Sep 06, 2021

Do You Know How to Properly Say “Thank You” in Chinese

Politeness and manners exist in all languages and cultures. In most languages, one of the first and most important things you learn how to say is “thank you.” In English, “thank you” is a way of showing your appreciation and gratefulness towards someone. In Chinese culture, this is no different. This phrase in Mandarin is 谢谢 (xiè xie)! It’s such an important and useful phrase. So if there is one phrase you should master in Chinese, it is 谢谢 (xiè xie).


谢谢 is composed from two characters, while it sounds like the same character repeated twice, there is a very subtle difference. The second 谢 is said slightly softer than the first one. There are many different meanings and cultural references wrapped up in these two words.

The character 谢 is a combination of “to speak” (讠) and “to shoot” (射). Besides expressing one’s gratitude, the two-character phrase 谢谢 can be used to excuse oneself or to make an apology. How interesting!

The single character 谢 is also a common surname in China; 0.8% of the population has this surname. While 0.8% may not seem like a huge proportion of people, when it is applied to the 1.39 billion people of China, we are left with a number bigger than the population of many other countries.


The first 谢 is said in the fourth tone, so your voice must go down when you say it. To get the pronunciation right, the shape of your mouth is important, too. Smile widely and show both your upper and lower sets of teeth. When pronouncing the second 谢, say it in a softer voice.

Just like in English, the way you say 谢谢 can affect its meaning. So, if you say it very harshly or abruptly, it may be taken to mean that you are being sarcastic or that you are upset. However, if you are smiling and act natural, your meaning should be conveyed correctly, even if your pronunciation is not quite right.

So, remember: when saying 谢谢, just relax, smile and be natural! Watch the video below to see ShaoLan, the founder of Chineasy, say this useful phrase in action and some bonus related phrases!

By Anneka Shally | A Super Chineasian

Anneka is a Freelance Writer and Copywriter from Northamptonshire, England with an interest in travel and the arts. During a three year stint living in Hong Kong, Anneka began a journey of discovery into Chinese culture and language which she has continued delving into since returning to the UK.
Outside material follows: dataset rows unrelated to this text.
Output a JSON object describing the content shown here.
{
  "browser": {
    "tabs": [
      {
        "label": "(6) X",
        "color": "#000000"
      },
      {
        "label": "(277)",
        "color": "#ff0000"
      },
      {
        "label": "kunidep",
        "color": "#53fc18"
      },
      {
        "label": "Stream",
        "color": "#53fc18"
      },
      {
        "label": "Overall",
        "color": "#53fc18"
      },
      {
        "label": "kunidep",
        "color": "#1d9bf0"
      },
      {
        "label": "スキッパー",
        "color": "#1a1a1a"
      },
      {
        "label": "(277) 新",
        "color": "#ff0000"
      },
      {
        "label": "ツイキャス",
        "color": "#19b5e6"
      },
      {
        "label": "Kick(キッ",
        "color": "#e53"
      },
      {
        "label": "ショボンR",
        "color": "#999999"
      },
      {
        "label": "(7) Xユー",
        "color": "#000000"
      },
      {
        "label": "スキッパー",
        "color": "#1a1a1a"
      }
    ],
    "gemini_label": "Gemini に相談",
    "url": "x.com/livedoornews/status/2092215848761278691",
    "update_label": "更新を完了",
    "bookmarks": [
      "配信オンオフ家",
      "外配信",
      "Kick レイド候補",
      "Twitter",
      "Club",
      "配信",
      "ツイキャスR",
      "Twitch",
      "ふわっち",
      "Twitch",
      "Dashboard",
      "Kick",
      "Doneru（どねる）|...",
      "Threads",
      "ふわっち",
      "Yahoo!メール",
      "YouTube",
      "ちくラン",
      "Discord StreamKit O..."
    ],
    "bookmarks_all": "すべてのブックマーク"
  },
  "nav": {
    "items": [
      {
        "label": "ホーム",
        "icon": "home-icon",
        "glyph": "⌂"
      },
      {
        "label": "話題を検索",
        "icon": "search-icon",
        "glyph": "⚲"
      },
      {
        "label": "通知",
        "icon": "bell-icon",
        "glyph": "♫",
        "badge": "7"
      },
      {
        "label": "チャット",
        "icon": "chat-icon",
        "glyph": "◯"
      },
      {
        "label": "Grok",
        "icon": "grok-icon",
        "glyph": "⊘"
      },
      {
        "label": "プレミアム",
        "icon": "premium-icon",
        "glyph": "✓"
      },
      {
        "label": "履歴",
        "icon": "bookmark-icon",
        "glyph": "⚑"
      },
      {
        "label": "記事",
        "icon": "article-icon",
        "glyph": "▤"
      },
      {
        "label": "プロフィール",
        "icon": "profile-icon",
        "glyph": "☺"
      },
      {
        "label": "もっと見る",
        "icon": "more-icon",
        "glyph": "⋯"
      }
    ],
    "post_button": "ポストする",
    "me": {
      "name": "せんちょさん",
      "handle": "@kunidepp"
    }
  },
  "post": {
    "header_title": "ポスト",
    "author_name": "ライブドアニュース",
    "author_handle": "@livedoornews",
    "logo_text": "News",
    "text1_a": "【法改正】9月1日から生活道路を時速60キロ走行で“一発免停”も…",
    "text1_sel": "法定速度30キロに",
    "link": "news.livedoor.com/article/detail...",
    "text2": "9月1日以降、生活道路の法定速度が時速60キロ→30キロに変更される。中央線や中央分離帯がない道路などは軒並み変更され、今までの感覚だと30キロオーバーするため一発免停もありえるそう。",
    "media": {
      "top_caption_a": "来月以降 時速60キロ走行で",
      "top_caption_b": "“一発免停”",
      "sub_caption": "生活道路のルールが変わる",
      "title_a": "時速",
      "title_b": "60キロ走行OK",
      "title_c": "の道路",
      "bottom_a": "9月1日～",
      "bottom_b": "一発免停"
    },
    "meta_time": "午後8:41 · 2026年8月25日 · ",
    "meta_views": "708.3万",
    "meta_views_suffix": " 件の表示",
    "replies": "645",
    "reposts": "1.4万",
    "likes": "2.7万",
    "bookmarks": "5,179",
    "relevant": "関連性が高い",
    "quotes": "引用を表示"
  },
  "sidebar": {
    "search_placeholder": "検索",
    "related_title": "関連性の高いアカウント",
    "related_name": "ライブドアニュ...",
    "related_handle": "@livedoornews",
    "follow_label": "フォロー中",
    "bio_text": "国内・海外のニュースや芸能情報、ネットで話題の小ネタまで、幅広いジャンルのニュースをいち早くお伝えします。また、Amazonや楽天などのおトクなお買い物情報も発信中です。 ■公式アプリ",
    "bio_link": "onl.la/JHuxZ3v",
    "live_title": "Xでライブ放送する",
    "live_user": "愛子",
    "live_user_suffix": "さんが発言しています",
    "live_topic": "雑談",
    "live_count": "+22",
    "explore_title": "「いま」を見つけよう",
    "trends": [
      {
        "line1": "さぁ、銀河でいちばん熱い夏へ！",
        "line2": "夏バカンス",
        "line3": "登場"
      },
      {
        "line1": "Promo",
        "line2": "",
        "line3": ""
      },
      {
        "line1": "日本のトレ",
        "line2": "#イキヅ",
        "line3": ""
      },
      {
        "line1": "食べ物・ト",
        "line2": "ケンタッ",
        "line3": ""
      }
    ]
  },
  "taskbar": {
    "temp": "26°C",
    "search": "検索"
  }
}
Tell your Chineasy stories

Want to write for the Talk Chineasy blog? Share stories about China, its language, or its culture with those who share your passion!

Apply Now